The heart of Everett’s, back then and now, is Jack Pflepsen, its long-time owner and co-head butcher, alongside Pregler. Pflepsen bought the butcher shop from its original owner back in 1956 when he was just 26 years old. His father had been a butcher, so it was something he knew how to do. There’s a picture from those early days hanging in the shop: Pflepsen and his brothers are standing in the walk-in next to a full rail of beef sides. The three of them have on matching white shirts, bow ties, and jaunty white butcher caps. They look prosperous and happy.
All these years later, Jack’s brothers have passed away and he runs the business with his daughter, Nancy Klatke. But when we visited the shop recently, he looked remarkably the same, standing behind the counter in his paper cap, a kind smile on his face. He shied away from talking with us, preferring to let Pregler handle it; he was busy wrapping meat for his customers. “He’s 89, and he works six days a week, lifting 50-pound boxes,” says Pregler. “I think this keeps his bones right. […] It’s definitely an inspiration.”
Young Pregler elbowed his way into the butcher side of the business by following Pflepsen around the kitchen, watching him work and listening to him talk with customers. “He’d show me the right way to cut meat and be safe about it. That’s the real reason I still have all my fingers,” he says. “Eventually I just started saying, ‘I can do that,’ and they’d say, ‘Oh, he can do that.’”
There’s a lot to do at Everett’s: the case is huge and packed, and though some of it comes from other producers—like the deli salads, cheeses, cured meats, and frozen fish—the butchers have a hand in the bulk of it.
The shop gets its fresh meat from farms in Minnesota, Wisconsin, and Iowa.

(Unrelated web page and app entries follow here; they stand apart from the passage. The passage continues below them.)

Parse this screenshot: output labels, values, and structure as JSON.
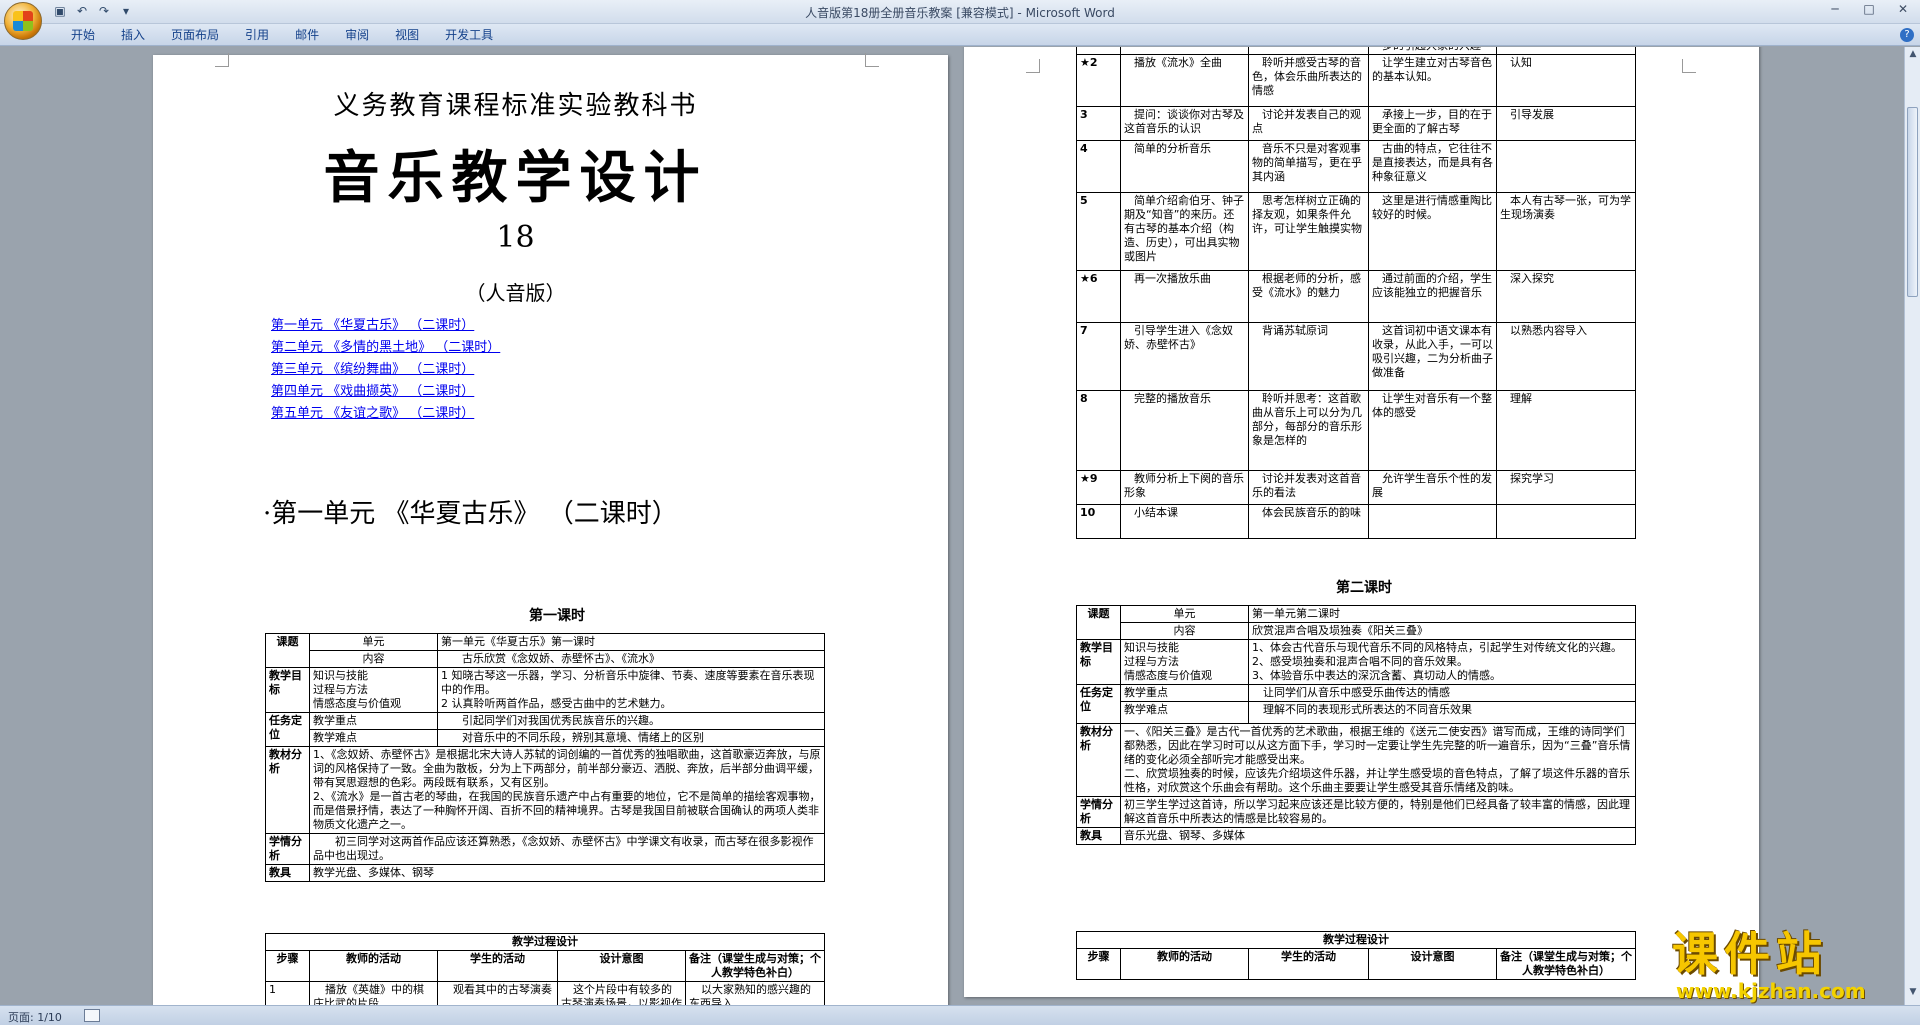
{
  "window": {
    "title": "人音版第18册全册音乐教案 [兼容模式] - Microsoft Word",
    "qat_icons": [
      "save-icon",
      "undo-icon",
      "redo-icon",
      "customize-icon"
    ]
  },
  "ribbon": {
    "tabs": [
      "开始",
      "插入",
      "页面布局",
      "引用",
      "邮件",
      "审阅",
      "视图",
      "开发工具"
    ]
  },
  "page1": {
    "title1": "义务教育课程标准实验教科书",
    "title2": "音乐教学设计",
    "title3": "18",
    "title4": "（人音版）",
    "toc": [
      "第一单元 《华夏古乐》 （二课时）",
      "第二单元 《多情的黑土地》 （二课时）",
      "第三单元 《缤纷舞曲》 （二课时）",
      "第四单元 《戏曲撷英》 （二课时）",
      "第五单元 《友谊之歌》 （二课时）"
    ],
    "unit_heading": "·第一单元 《华夏古乐》 （二课时）",
    "lesson_heading": "第一课时",
    "table": {
      "r1": {
        "label": "课题",
        "a1": "单元",
        "a1v": "第一单元《华夏古乐》第一课时",
        "a2": "内容",
        "a2v": "古乐欣赏《念奴娇、赤壁怀古》、《流水》"
      },
      "r2": {
        "label": "教学目标",
        "k": "知识与技能\n过程与方法\n情感态度与价值观",
        "v": "1 知晓古琴这一乐器，学习、分析音乐中旋律、节奏、速度等要素在音乐表现中的作用。\n2 认真聆听两首作品，感受古曲中的艺术魅力。"
      },
      "r3": {
        "label": "任务定位",
        "a1": "教学重点",
        "a1v": "引起同学们对我国优秀民族音乐的兴趣。",
        "a2": "教学难点",
        "a2v": "对音乐中的不同乐段，辨别其意境、情绪上的区别"
      },
      "r4": {
        "label": "教材分析",
        "v": "1、《念奴娇、赤壁怀古》是根据北宋大诗人苏轼的词创编的一首优秀的独唱歌曲，这首歌豪迈奔放，与原词的风格保持了一致。全曲为散板，分为上下两部分，前半部分豪迈、洒脱、奔放，后半部分曲调平缓，带有冥思遐想的色彩。两段既有联系，又有区别。\n2、《流水》是一首古老的琴曲，在我国的民族音乐遗产中占有重要的地位，它不是简单的描绘客观事物，而是借景抒情，表达了一种胸怀开阔、百折不回的精神境界。古琴是我国目前被联合国确认的两项人类非物质文化遗产之一。"
      },
      "r5": {
        "label": "学情分析",
        "v": "初三同学对这两首作品应该还算熟悉，《念奴娇、赤壁怀古》中学课文有收录，而古琴在很多影视作品中也出现过。"
      },
      "r6": {
        "label": "教具",
        "v": "教学光盘、多媒体、钢琴"
      },
      "process_title": "教学过程设计",
      "headers": [
        "步骤",
        "教师的活动",
        "学生的活动",
        "设计意图",
        "备注（课堂生成与对策；个人教学特色补白）"
      ],
      "row1": [
        "1",
        "播放《英雄》中的棋庄比武的片段",
        "观看其中的古琴演奏",
        "这个片段中有较多的古琴演奏场景，以影视作品引入古琴，会更",
        "以大家熟知的感兴趣的东西导入"
      ]
    }
  },
  "page2": {
    "rows": [
      [
        "",
        "",
        "",
        "多的引起大家的兴趣",
        ""
      ],
      [
        "★2",
        "播放《流水》全曲",
        "聆听并感受古琴的音色，体会乐曲所表达的情感",
        "让学生建立对古琴音色的基本认知。",
        "认知"
      ],
      [
        "3",
        "提问：谈谈你对古琴及这首音乐的认识",
        "讨论并发表自己的观点",
        "承接上一步，目的在于更全面的了解古琴",
        "引导发展"
      ],
      [
        "4",
        "简单的分析音乐",
        "音乐不只是对客观事物的简单描写，更在乎其内涵",
        "古曲的特点，它往往不是直接表达，而是具有各种象征意义",
        ""
      ],
      [
        "5",
        "简单介绍俞伯牙、钟子期及“知音”的来历。还有古琴的基本介绍（构造、历史），可出具实物或图片",
        "思考怎样树立正确的择友观，如果条件允许，可让学生触摸实物",
        "这里是进行情感重陶比较好的时候。",
        "本人有古琴一张，可为学生现场演奏"
      ],
      [
        "★6",
        "再一次播放乐曲",
        "根据老师的分析，感受《流水》的魅力",
        "通过前面的介绍，学生应该能独立的把握音乐",
        "深入探究"
      ],
      [
        "7",
        "引导学生进入《念奴娇、赤壁怀古》",
        "背诵苏轼原词",
        "这首词初中语文课本有收录，从此入手，一可以吸引兴趣，二为分析曲子做准备",
        "以熟悉内容导入"
      ],
      [
        "8",
        "完整的播放音乐",
        "聆听并思考：这首歌曲从音乐上可以分为几部分，每部分的音乐形象是怎样的",
        "让学生对音乐有一个整体的感受",
        "理解"
      ],
      [
        "★9",
        "教师分析上下阕的音乐形象",
        "讨论并发表对这首音乐的看法",
        "允许学生音乐个性的发展",
        "探究学习"
      ],
      [
        "10",
        "小结本课",
        "体会民族音乐的韵味",
        "",
        ""
      ]
    ],
    "lesson_heading": "第二课时",
    "table": {
      "r1": {
        "label": "课题",
        "a1": "单元",
        "a1v": "第一单元第二课时",
        "a2": "内容",
        "a2v": "欣赏混声合唱及埙独奏《阳关三叠》"
      },
      "r2": {
        "label": "教学目标",
        "k": "知识与技能\n过程与方法\n情感态度与价值观",
        "v": "1、体会古代音乐与现代音乐不同的风格特点，引起学生对传统文化的兴趣。\n2、感受埙独奏和混声合唱不同的音乐效果。\n3、体验音乐中表达的深沉含蓄、真切动人的情感。"
      },
      "r3": {
        "label": "任务定位",
        "a1": "教学重点",
        "a1v": "让同学们从音乐中感受乐曲传达的情感",
        "a2": "教学难点",
        "a2v": "理解不同的表现形式所表达的不同音乐效果"
      },
      "r4": {
        "label": "教材分析",
        "v": "一、《阳关三叠》是古代一首优秀的艺术歌曲，根据王维的《送元二使安西》谱写而成，王维的诗同学们都熟悉，因此在学习时可以从这方面下手，学习时一定要让学生先完整的听一遍音乐，因为“三叠”音乐情绪的变化必须全部听完才能感受出来。\n二、欣赏埙独奏的时候，应该先介绍埙这件乐器，并让学生感受埙的音色特点，了解了埙这件乐器的音乐性格，对欣赏这个乐曲会有帮助。这个乐曲主要要让学生感受其音乐情绪及韵味。"
      },
      "r5": {
        "label": "学情分析",
        "v": "初三学生学过这首诗，所以学习起来应该还是比较方便的，特别是他们已经具备了较丰富的情感，因此理解这首音乐中所表达的情感是比较容易的。"
      },
      "r6": {
        "label": "教具",
        "v": "音乐光盘、钢琴、多媒体"
      },
      "process_title": "教学过程设计",
      "headers": [
        "步骤",
        "教师的活动",
        "学生的活动",
        "设计意图",
        "备注（课堂生成与对策；个人教学特色补白）"
      ]
    }
  },
  "statusbar": {
    "page": "页面: 1/10"
  },
  "watermark": {
    "text": "课件站",
    "url": "www.kjzhan.com"
  }
}
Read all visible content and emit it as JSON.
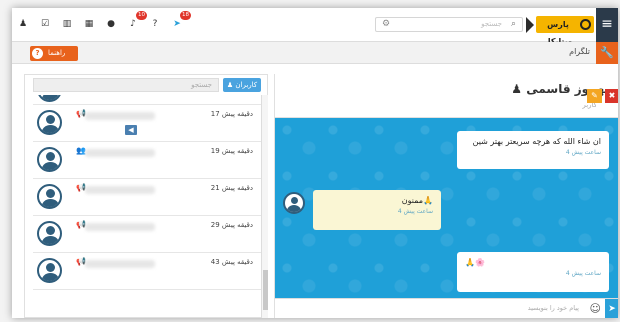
{
  "topbar": {
    "brand_label": "پارس ویتایکار",
    "search_placeholder": "جستجو",
    "icons": [
      {
        "name": "user-icon",
        "glyph": "♟"
      },
      {
        "name": "checkbox-icon",
        "glyph": "☑"
      },
      {
        "name": "bar-chart-icon",
        "glyph": "▥"
      },
      {
        "name": "calendar-icon",
        "glyph": "▦"
      },
      {
        "name": "circle-icon",
        "glyph": "●"
      },
      {
        "name": "bell-icon",
        "glyph": "♪"
      },
      {
        "name": "help-icon",
        "glyph": "?"
      },
      {
        "name": "telegram-icon",
        "glyph": "➤"
      }
    ],
    "bell_badge": "10",
    "telegram_badge": "18"
  },
  "subbar": {
    "title": "تلگرام",
    "help_label": "راهنما"
  },
  "contacts": {
    "search_placeholder": "جستجو",
    "users_button": "کاربران",
    "items": [
      {
        "time": "17 دقیقه پیش",
        "icon": "megaphone-icon",
        "glyph": "📢"
      },
      {
        "time": "19 دقیقه پیش",
        "icon": "group-icon",
        "glyph": "👥"
      },
      {
        "time": "21 دقیقه پیش",
        "icon": "megaphone-icon",
        "glyph": "📢"
      },
      {
        "time": "29 دقیقه پیش",
        "icon": "megaphone-icon",
        "glyph": "📢"
      },
      {
        "time": "43 دقیقه پیش",
        "icon": "megaphone-icon",
        "glyph": "📢"
      }
    ]
  },
  "chat": {
    "name": "بهروز قاسمی",
    "subtitle": "کاربر",
    "messages": [
      {
        "text": "ان شاء الله که هرچه سریعتر بهتر شین",
        "time": "4 ساعت پیش"
      },
      {
        "text": "ممنون🙏",
        "time": "4 ساعت پیش"
      },
      {
        "text": "🙏🌸",
        "time": "4 ساعت پیش"
      }
    ],
    "input_placeholder": "پیام خود را بنویسید"
  },
  "colors": {
    "accent_orange": "#e8621c",
    "brand_yellow": "#f5b400",
    "chat_blue": "#1fa0d8",
    "danger_red": "#d9342a",
    "edit_orange": "#f4a623"
  }
}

Pregler says the animals are free-range and fed a mix of grain and grass—and that Everett’s sells a lot of it. Each week, the shop’s three butchers break down around six quarters of beef, four or five pigs, a couple of lambs, and something like 150 chickens. “That’s not a huge amount of chicken,” says Pregler. “We’ll triple that during the summer barbecue season, and we sold about 500 pounds of wings in the couple of days leading up to the Super Bowl.”
Other popular items include the shop’s housemade ground beef, bologna, meatloaf, and hilariously giant Renaissance Festival–style turkey legs. And, of course, anything that comes out of the shop’s two smokehouses, which are the size of bank vaults. Pregler opened one while we were there and a blast of heat rolled over us like a meat sauna, redolent with smoky sweet bacon, beef jerky, and sausages.
Pregler is particularly proud of the sausages, which range in flavor from the expected—hot dogs, spicy andouille, Polish sausages—to some of Pregler’s own, wilder inventions, like the bacon-cheeseburger brat. “I also make gluten-free sausages using rice flour instead of wheat,” he says. “It’s actually a little smoother, a little more neutral so you taste more of the meat, and they still have a nice snap when you bite into them.”
When we ask him to tell us about some of his more unusual orders, he mentions a pack of Yorkies that eat a very exclusive diet of chicken thighs, hearts, and bones. And there’s a guy that brings him a gallon bag of Trinidad scorpion peppers every year. “He grows them at home, and we make him up a whole batch of beef sticks. They’re like Slim Jims, but better.”
But, Pregler says, day to day it’s mostly just folks buying meat for their families, and he’s always glad to see their faces. “It’s like ‘Cheers’ in here—we know everybody’s name,” he says. “And you know, this has been my one and only job, so I’ve been here to see a lot of kids grow up, and a lot of people have seen me grow up. That’s really nice, not everybody has that.”